Although the data below contains pictures, please reproduce only its words, exactly.

(Task data)

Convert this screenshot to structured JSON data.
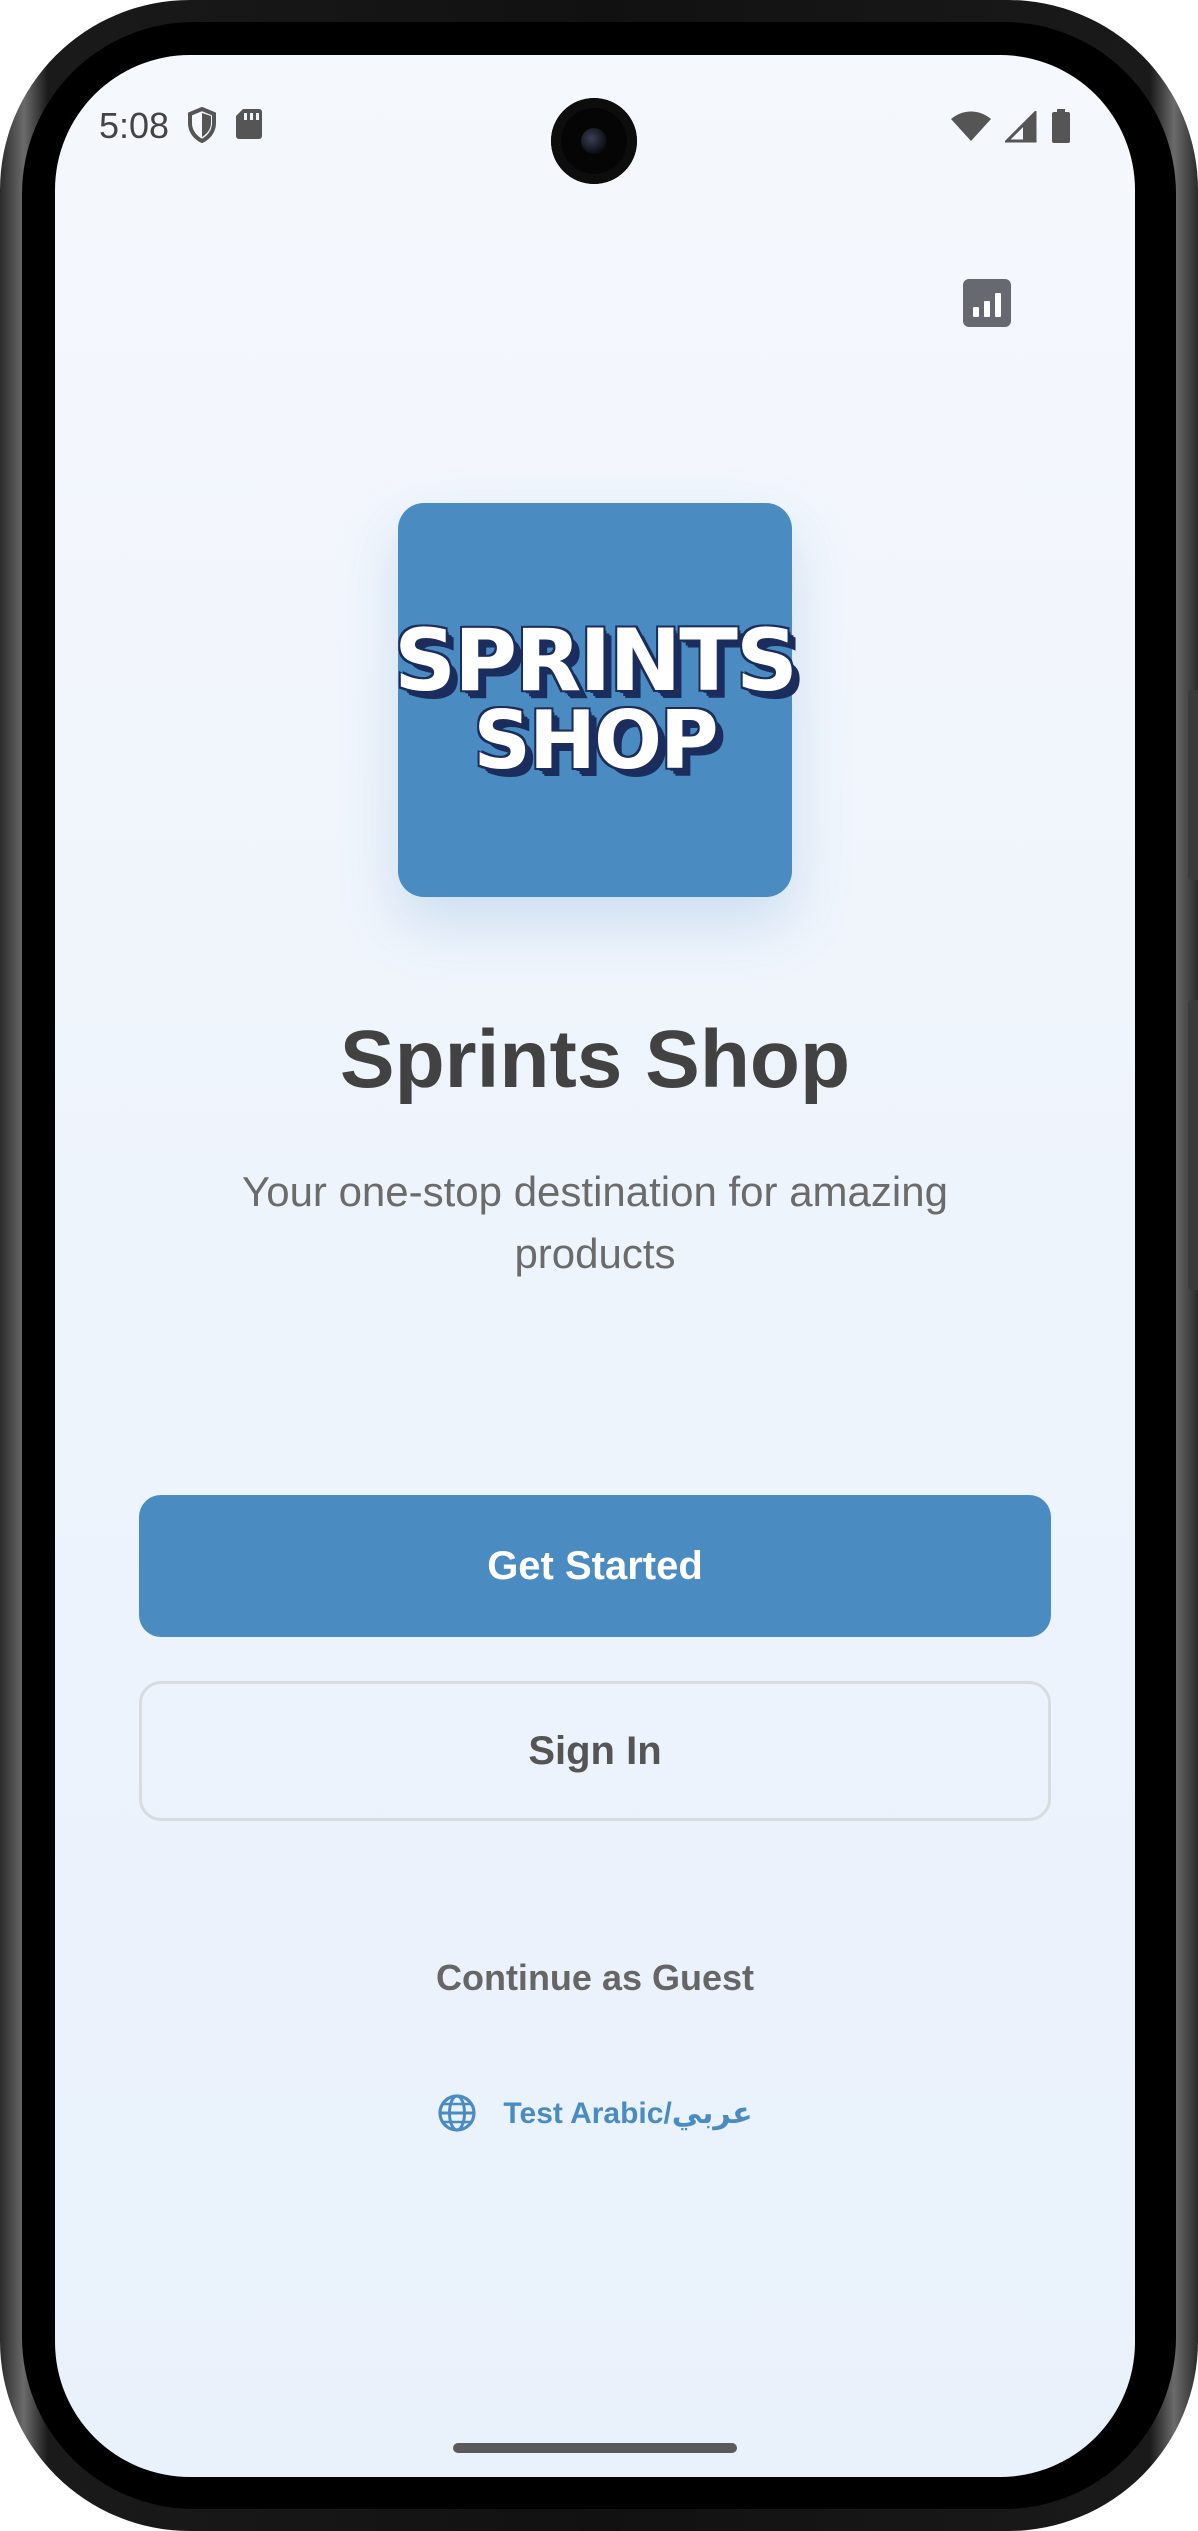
{
  "status_bar": {
    "time": "5:08",
    "left_icons": [
      "shield-icon",
      "sd-card-icon"
    ],
    "right_icons": [
      "wifi-icon",
      "signal-icon",
      "battery-icon"
    ]
  },
  "header": {
    "stats_icon": "bar-chart-icon"
  },
  "logo": {
    "line1": "SPRINTS",
    "line2": "SHOP",
    "background": "#4a8cc2"
  },
  "main": {
    "title": "Sprints Shop",
    "subtitle": "Your one-stop destination for amazing products"
  },
  "actions": {
    "get_started_label": "Get Started",
    "sign_in_label": "Sign In",
    "guest_label": "Continue as Guest",
    "language_label": "Test Arabic/عربي",
    "language_icon": "globe-icon"
  },
  "colors": {
    "accent": "#4a8cc2",
    "title": "#424242",
    "subtitle": "#6b6b6b",
    "background": "#eef4fc"
  }
}
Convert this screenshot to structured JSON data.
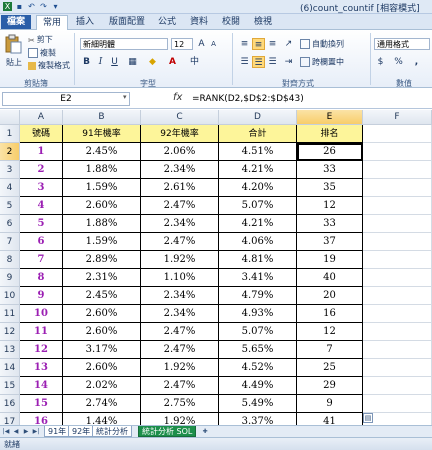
{
  "window": {
    "title": "(6)count_countif [相容模式]"
  },
  "ribbon": {
    "tabs": [
      "檔案",
      "常用",
      "插入",
      "版面配置",
      "公式",
      "資料",
      "校閱",
      "檢視"
    ],
    "clipboard": {
      "paste": "貼上",
      "cut": "剪下",
      "copy": "複製",
      "format_painter": "複製格式",
      "group": "剪貼簿"
    },
    "font": {
      "name": "新細明體",
      "size": "12",
      "group": "字型"
    },
    "alignment": {
      "wrap": "自動換列",
      "merge": "跨欄置中",
      "group": "對齊方式"
    },
    "number": {
      "format": "通用格式",
      "group": "數值"
    }
  },
  "formula_bar": {
    "name_box": "E2",
    "fx": "fx",
    "formula": "=RANK(D2,$D$2:$D$43)"
  },
  "sheet": {
    "columns": [
      "A",
      "B",
      "C",
      "D",
      "E",
      "F"
    ],
    "row_numbers": [
      "1",
      "2",
      "3",
      "4",
      "5",
      "6",
      "7",
      "8",
      "9",
      "10",
      "11",
      "12",
      "13",
      "14",
      "15",
      "16",
      "17",
      "18",
      "19"
    ],
    "headers": [
      "號碼",
      "91年機率",
      "92年機率",
      "合計",
      "排名"
    ],
    "rows": [
      [
        "1",
        "2.45%",
        "2.06%",
        "4.51%",
        "26"
      ],
      [
        "2",
        "1.88%",
        "2.34%",
        "4.21%",
        "33"
      ],
      [
        "3",
        "1.59%",
        "2.61%",
        "4.20%",
        "35"
      ],
      [
        "4",
        "2.60%",
        "2.47%",
        "5.07%",
        "12"
      ],
      [
        "5",
        "1.88%",
        "2.34%",
        "4.21%",
        "33"
      ],
      [
        "6",
        "1.59%",
        "2.47%",
        "4.06%",
        "37"
      ],
      [
        "7",
        "2.89%",
        "1.92%",
        "4.81%",
        "19"
      ],
      [
        "8",
        "2.31%",
        "1.10%",
        "3.41%",
        "40"
      ],
      [
        "9",
        "2.45%",
        "2.34%",
        "4.79%",
        "20"
      ],
      [
        "10",
        "2.60%",
        "2.34%",
        "4.93%",
        "16"
      ],
      [
        "11",
        "2.60%",
        "2.47%",
        "5.07%",
        "12"
      ],
      [
        "12",
        "3.17%",
        "2.47%",
        "5.65%",
        "7"
      ],
      [
        "13",
        "2.60%",
        "1.92%",
        "4.52%",
        "25"
      ],
      [
        "14",
        "2.02%",
        "2.47%",
        "4.49%",
        "29"
      ],
      [
        "15",
        "2.74%",
        "2.75%",
        "5.49%",
        "9"
      ],
      [
        "16",
        "1.44%",
        "1.92%",
        "3.37%",
        "41"
      ],
      [
        "17",
        "2.45%",
        "2.06%",
        "4.51%",
        "26"
      ],
      [
        "18",
        "2.16%",
        "1.65%",
        "3.81%",
        "38"
      ]
    ]
  },
  "sheet_tabs": [
    "91年",
    "92年",
    "統計分析",
    "統計分析 SOL"
  ],
  "status": {
    "text": "就緒"
  }
}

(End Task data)

▸ **Exercise response**
Convert this screenshot to structured JSON data.
{
  "status_bar": {
    "time": "5:08",
    "left_icons": [
      "shield-icon",
      "sd-card-icon"
    ],
    "right_icons": [
      "wifi-icon",
      "signal-icon",
      "battery-icon"
    ]
  },
  "header": {
    "stats_icon": "bar-chart-icon"
  },
  "logo": {
    "line1": "SPRINTS",
    "line2": "SHOP",
    "background": "#4a8cc2"
  },
  "main": {
    "title": "Sprints Shop",
    "subtitle": "Your one-stop destination for amazing products"
  },
  "actions": {
    "get_started_label": "Get Started",
    "sign_in_label": "Sign In",
    "guest_label": "Continue as Guest",
    "language_label": "Test Arabic/عربي",
    "language_icon": "globe-icon"
  },
  "colors": {
    "accent": "#4a8cc2",
    "title": "#424242",
    "subtitle": "#6b6b6b",
    "background": "#eef4fc"
  }
}
Convert this screenshot to structured JSON data.
{
  "window": {
    "title": "(6)count_countif [相容模式]"
  },
  "ribbon": {
    "tabs": [
      "檔案",
      "常用",
      "插入",
      "版面配置",
      "公式",
      "資料",
      "校閱",
      "檢視"
    ],
    "clipboard": {
      "paste": "貼上",
      "cut": "剪下",
      "copy": "複製",
      "format_painter": "複製格式",
      "group": "剪貼簿"
    },
    "font": {
      "name": "新細明體",
      "size": "12",
      "group": "字型"
    },
    "alignment": {
      "wrap": "自動換列",
      "merge": "跨欄置中",
      "group": "對齊方式"
    },
    "number": {
      "format": "通用格式",
      "group": "數值"
    }
  },
  "formula_bar": {
    "name_box": "E2",
    "fx": "fx",
    "formula": "=RANK(D2,$D$2:$D$43)"
  },
  "sheet": {
    "columns": [
      "A",
      "B",
      "C",
      "D",
      "E",
      "F"
    ],
    "row_numbers": [
      "1",
      "2",
      "3",
      "4",
      "5",
      "6",
      "7",
      "8",
      "9",
      "10",
      "11",
      "12",
      "13",
      "14",
      "15",
      "16",
      "17",
      "18",
      "19"
    ],
    "headers": [
      "號碼",
      "91年機率",
      "92年機率",
      "合計",
      "排名"
    ],
    "rows": [
      [
        "1",
        "2.45%",
        "2.06%",
        "4.51%",
        "26"
      ],
      [
        "2",
        "1.88%",
        "2.34%",
        "4.21%",
        "33"
      ],
      [
        "3",
        "1.59%",
        "2.61%",
        "4.20%",
        "35"
      ],
      [
        "4",
        "2.60%",
        "2.47%",
        "5.07%",
        "12"
      ],
      [
        "5",
        "1.88%",
        "2.34%",
        "4.21%",
        "33"
      ],
      [
        "6",
        "1.59%",
        "2.47%",
        "4.06%",
        "37"
      ],
      [
        "7",
        "2.89%",
        "1.92%",
        "4.81%",
        "19"
      ],
      [
        "8",
        "2.31%",
        "1.10%",
        "3.41%",
        "40"
      ],
      [
        "9",
        "2.45%",
        "2.34%",
        "4.79%",
        "20"
      ],
      [
        "10",
        "2.60%",
        "2.34%",
        "4.93%",
        "16"
      ],
      [
        "11",
        "2.60%",
        "2.47%",
        "5.07%",
        "12"
      ],
      [
        "12",
        "3.17%",
        "2.47%",
        "5.65%",
        "7"
      ],
      [
        "13",
        "2.60%",
        "1.92%",
        "4.52%",
        "25"
      ],
      [
        "14",
        "2.02%",
        "2.47%",
        "4.49%",
        "29"
      ],
      [
        "15",
        "2.74%",
        "2.75%",
        "5.49%",
        "9"
      ],
      [
        "16",
        "1.44%",
        "1.92%",
        "3.37%",
        "41"
      ],
      [
        "17",
        "2.45%",
        "2.06%",
        "4.51%",
        "26"
      ],
      [
        "18",
        "2.16%",
        "1.65%",
        "3.81%",
        "38"
      ]
    ]
  },
  "sheet_tabs": [
    "91年",
    "92年",
    "統計分析",
    "統計分析 SOL"
  ],
  "status": {
    "text": "就緒"
  }
}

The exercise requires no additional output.